Honor our region’s fallen veterans at the exhibit’s 22-foot-wide, 8-foot-tall replica of the Vietnam War Memorial that includes the names of 752 Americans killed during the war from eight counties in Western Pa. (Allegheny, Armstrong, Beaver, Butler, Fayette, Greene, Washington, and Westmoreland).
Part of the History Center’s America 101 initiative, The Vietnam War: 1945-1975 exhibit also looks closely at the important civics lessons brought to light during the Vietnam War, including the draft, the growth of the anti-war movement, the role of the president, and the loss of political consensus.
Special Admission Rates for Veterans and Active Military
The History Center will offer special free admission days and discounts for veterans and active duty military throughout The Vietnam War: 1945-1975 exhibition run.
From Saturday, April 13 through Sunday, Sept. 22, all veterans and active duty military will receive half-off museum admission ($9 compared to the regular $18 admission fee).

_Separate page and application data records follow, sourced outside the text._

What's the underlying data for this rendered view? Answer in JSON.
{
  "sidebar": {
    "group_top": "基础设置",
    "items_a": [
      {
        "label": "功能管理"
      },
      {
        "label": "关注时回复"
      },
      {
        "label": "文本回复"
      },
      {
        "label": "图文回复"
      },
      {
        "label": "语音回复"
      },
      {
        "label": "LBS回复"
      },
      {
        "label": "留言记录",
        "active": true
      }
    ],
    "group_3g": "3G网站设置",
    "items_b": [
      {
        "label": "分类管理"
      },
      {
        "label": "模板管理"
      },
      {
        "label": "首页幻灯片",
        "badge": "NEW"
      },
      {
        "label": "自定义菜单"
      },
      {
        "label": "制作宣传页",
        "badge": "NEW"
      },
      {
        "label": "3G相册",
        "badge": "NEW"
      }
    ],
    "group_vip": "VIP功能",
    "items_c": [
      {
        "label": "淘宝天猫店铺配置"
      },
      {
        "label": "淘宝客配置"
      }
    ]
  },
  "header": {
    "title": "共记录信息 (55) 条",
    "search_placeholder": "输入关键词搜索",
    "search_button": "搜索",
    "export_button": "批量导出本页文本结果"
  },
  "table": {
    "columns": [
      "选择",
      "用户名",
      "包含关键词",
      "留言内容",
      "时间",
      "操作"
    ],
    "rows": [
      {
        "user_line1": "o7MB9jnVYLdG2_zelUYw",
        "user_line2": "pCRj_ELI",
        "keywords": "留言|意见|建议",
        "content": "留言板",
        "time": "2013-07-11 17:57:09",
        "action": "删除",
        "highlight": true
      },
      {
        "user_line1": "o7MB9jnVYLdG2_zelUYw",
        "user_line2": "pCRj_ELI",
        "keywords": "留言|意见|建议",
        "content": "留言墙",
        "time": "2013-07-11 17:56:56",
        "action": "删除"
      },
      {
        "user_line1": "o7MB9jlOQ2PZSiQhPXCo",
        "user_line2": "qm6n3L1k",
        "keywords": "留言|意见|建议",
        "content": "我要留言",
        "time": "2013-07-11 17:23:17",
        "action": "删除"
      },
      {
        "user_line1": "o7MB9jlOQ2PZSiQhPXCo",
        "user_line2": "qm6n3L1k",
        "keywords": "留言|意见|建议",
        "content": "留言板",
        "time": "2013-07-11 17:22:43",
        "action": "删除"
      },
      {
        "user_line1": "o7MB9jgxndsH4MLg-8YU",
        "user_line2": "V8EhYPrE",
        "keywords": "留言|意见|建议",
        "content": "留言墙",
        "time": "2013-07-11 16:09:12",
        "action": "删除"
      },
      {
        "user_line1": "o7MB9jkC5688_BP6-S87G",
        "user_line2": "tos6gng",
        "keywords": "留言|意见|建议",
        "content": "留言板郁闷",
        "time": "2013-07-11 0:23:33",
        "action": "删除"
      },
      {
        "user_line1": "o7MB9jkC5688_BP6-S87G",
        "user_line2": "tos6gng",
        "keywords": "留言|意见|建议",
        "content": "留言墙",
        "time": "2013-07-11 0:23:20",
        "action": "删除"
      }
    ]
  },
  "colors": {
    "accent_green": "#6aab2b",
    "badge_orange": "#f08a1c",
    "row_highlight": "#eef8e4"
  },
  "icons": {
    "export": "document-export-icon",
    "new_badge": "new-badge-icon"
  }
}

Additionally, on the following special dates, all veterans and active duty military will receive FREE admission:
- April 13 – Opening Day
- May 25-27 – Memorial Day Weekend
- July 4 – Independence Day
Regular museum admission rates: $18 for adults, $15 for senior citizens (62+), $9 for students with a valid school ID, $9 for children ages 6-17, and free for History Center members and children ages 5 and under.
Saturday & Sunday, April 13-14: A Weekend of Service
Sunday, April 14: In the Shadow of War: Living with a Combat Veteran
Friday, May 31: Brown Bag Lunch: Donut Dolly Stories of Service
Sunday, June 9: “Shooting the Moon” by Frances O’Roak Dowell
Sunday, July 14: “Inside Out & Back Again” by Thanhha Lai
Sunday, Aug. 11: “Most Dangerous: Daniel Ellsberg and the Secret History of the Vietnam War” by Steve Sheinkin
Speak with an eyewitness to history who represents one of many diverse perspectives on the Vietnam War inside the History Center’s The Vietnam War: 1945-1975 exhibit.
Vietnam Voices participants in the gallery will range from those who served in Vietnam, those who supported the war at home, and those who opposed the war.
These sessions take place every third Sunday from 2-4 p.m. and on Open-Late Vietnam Film Series evenings and are included with admission.
Please note that Vietnam Voices participants will be sharing personal experiences related to war. These stories may include adult themes and language.
Interested in being a Vietnam Voice?
To learn more, please contact Laura Myers at 412-454-6428 or firstname.lastname@example.org.
The Vietnam War exhibit’s centerpiece is a UH-1H “Huey” helicopter manufactured by Bell Helicopters in 1966 and used by the U.S. Army from 1967 through 1970 during the Vietnam War. Watch this timelapse video for a behind-the-scenes look at how this massive artifact came together inside the Heinz History Center.